--- SUPPLIED DATA Enclosed Below ---

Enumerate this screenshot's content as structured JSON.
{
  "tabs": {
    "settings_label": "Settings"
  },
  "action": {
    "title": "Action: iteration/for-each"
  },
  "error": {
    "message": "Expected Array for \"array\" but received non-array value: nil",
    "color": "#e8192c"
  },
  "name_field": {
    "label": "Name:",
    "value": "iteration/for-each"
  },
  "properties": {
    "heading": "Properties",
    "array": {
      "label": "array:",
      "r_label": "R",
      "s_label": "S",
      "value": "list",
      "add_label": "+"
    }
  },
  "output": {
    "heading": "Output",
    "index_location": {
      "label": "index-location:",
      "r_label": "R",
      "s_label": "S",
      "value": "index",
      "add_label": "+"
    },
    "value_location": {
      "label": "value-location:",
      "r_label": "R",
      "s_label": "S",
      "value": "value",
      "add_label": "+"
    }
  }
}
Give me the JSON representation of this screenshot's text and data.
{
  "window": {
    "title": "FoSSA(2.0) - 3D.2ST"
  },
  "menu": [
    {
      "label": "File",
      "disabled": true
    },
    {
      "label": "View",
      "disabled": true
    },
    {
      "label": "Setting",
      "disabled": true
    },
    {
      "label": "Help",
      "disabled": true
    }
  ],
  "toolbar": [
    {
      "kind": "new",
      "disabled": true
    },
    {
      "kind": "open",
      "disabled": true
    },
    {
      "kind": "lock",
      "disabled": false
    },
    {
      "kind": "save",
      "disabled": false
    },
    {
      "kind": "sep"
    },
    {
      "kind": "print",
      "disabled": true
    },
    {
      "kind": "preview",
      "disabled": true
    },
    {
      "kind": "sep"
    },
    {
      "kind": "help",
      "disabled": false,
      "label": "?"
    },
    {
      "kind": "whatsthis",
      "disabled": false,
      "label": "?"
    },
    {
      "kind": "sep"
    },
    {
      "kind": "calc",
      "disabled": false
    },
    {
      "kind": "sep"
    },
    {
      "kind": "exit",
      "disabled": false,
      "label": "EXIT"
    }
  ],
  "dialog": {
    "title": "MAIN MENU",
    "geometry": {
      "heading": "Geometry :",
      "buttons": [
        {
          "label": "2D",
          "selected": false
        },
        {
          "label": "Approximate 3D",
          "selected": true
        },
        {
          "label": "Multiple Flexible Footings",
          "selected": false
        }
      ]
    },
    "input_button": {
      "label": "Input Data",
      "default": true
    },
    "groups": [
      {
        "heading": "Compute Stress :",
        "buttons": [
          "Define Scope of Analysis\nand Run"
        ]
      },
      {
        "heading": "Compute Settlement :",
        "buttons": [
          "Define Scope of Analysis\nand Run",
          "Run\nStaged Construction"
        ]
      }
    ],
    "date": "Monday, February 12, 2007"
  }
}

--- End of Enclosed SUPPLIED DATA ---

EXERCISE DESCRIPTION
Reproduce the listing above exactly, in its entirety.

RESULT
Enumerate this screenshot's content as structured JSON.
{
  "tabs": {
    "settings_label": "Settings"
  },
  "action": {
    "title": "Action: iteration/for-each"
  },
  "error": {
    "message": "Expected Array for \"array\" but received non-array value: nil",
    "color": "#e8192c"
  },
  "name_field": {
    "label": "Name:",
    "value": "iteration/for-each"
  },
  "properties": {
    "heading": "Properties",
    "array": {
      "label": "array:",
      "r_label": "R",
      "s_label": "S",
      "value": "list",
      "add_label": "+"
    }
  },
  "output": {
    "heading": "Output",
    "index_location": {
      "label": "index-location:",
      "r_label": "R",
      "s_label": "S",
      "value": "index",
      "add_label": "+"
    },
    "value_location": {
      "label": "value-location:",
      "r_label": "R",
      "s_label": "S",
      "value": "value",
      "add_label": "+"
    }
  }
}
Give me the JSON representation of this screenshot's text and data.
{
  "window": {
    "title": "FoSSA(2.0) - 3D.2ST"
  },
  "menu": [
    {
      "label": "File",
      "disabled": true
    },
    {
      "label": "View",
      "disabled": true
    },
    {
      "label": "Setting",
      "disabled": true
    },
    {
      "label": "Help",
      "disabled": true
    }
  ],
  "toolbar": [
    {
      "kind": "new",
      "disabled": true
    },
    {
      "kind": "open",
      "disabled": true
    },
    {
      "kind": "lock",
      "disabled": false
    },
    {
      "kind": "save",
      "disabled": false
    },
    {
      "kind": "sep"
    },
    {
      "kind": "print",
      "disabled": true
    },
    {
      "kind": "preview",
      "disabled": true
    },
    {
      "kind": "sep"
    },
    {
      "kind": "help",
      "disabled": false,
      "label": "?"
    },
    {
      "kind": "whatsthis",
      "disabled": false,
      "label": "?"
    },
    {
      "kind": "sep"
    },
    {
      "kind": "calc",
      "disabled": false
    },
    {
      "kind": "sep"
    },
    {
      "kind": "exit",
      "disabled": false,
      "label": "EXIT"
    }
  ],
  "dialog": {
    "title": "MAIN MENU",
    "geometry": {
      "heading": "Geometry :",
      "buttons": [
        {
          "label": "2D",
          "selected": false
        },
        {
          "label": "Approximate 3D",
          "selected": true
        },
        {
          "label": "Multiple Flexible Footings",
          "selected": false
        }
      ]
    },
    "input_button": {
      "label": "Input Data",
      "default": true
    },
    "groups": [
      {
        "heading": "Compute Stress :",
        "buttons": [
          "Define Scope of Analysis\nand Run"
        ]
      },
      {
        "heading": "Compute Settlement :",
        "buttons": [
          "Define Scope of Analysis\nand Run",
          "Run\nStaged Construction"
        ]
      }
    ],
    "date": "Monday, February 12, 2007"
  }
}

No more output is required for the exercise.